* [Work to complete] What you return must match the records below exactly, down to each character.

* [Supplied data]
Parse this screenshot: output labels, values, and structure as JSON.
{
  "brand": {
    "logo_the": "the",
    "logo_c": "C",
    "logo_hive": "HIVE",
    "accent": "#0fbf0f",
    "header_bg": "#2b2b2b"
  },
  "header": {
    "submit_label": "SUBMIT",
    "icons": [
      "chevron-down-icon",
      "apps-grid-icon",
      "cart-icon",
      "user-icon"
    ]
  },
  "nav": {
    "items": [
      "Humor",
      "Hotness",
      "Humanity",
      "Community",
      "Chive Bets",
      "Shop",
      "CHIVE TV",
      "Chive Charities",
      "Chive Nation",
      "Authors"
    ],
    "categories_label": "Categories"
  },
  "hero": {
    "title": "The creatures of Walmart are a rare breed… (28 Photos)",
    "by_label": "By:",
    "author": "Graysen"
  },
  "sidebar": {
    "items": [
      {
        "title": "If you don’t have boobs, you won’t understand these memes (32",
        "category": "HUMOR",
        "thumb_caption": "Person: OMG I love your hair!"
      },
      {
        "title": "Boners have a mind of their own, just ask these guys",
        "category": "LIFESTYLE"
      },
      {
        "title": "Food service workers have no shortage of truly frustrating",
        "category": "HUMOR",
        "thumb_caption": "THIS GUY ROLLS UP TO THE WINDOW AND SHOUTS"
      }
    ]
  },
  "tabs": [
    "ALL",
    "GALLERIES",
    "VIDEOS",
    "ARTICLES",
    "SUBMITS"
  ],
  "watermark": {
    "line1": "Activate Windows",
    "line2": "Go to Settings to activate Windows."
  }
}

* [Task answer]
Parse this screenshot: output labels, values, and structure as JSON.
{
  "brand": {
    "logo_the": "the",
    "logo_c": "C",
    "logo_hive": "HIVE",
    "accent": "#0fbf0f",
    "header_bg": "#2b2b2b"
  },
  "header": {
    "submit_label": "SUBMIT",
    "icons": [
      "chevron-down-icon",
      "apps-grid-icon",
      "cart-icon",
      "user-icon"
    ]
  },
  "nav": {
    "items": [
      "Humor",
      "Hotness",
      "Humanity",
      "Community",
      "Chive Bets",
      "Shop",
      "CHIVE TV",
      "Chive Charities",
      "Chive Nation",
      "Authors"
    ],
    "categories_label": "Categories"
  },
  "hero": {
    "title": "The creatures of Walmart are a rare breed… (28 Photos)",
    "by_label": "By:",
    "author": "Graysen"
  },
  "sidebar": {
    "items": [
      {
        "title": "If you don’t have boobs, you won’t understand these memes (32",
        "category": "HUMOR",
        "thumb_caption": "Person: OMG I love your hair!"
      },
      {
        "title": "Boners have a mind of their own, just ask these guys",
        "category": "LIFESTYLE"
      },
      {
        "title": "Food service workers have no shortage of truly frustrating",
        "category": "HUMOR",
        "thumb_caption": "THIS GUY ROLLS UP TO THE WINDOW AND SHOUTS"
      }
    ]
  },
  "tabs": [
    "ALL",
    "GALLERIES",
    "VIDEOS",
    "ARTICLES",
    "SUBMITS"
  ],
  "watermark": {
    "line1": "Activate Windows",
    "line2": "Go to Settings to activate Windows."
  }
}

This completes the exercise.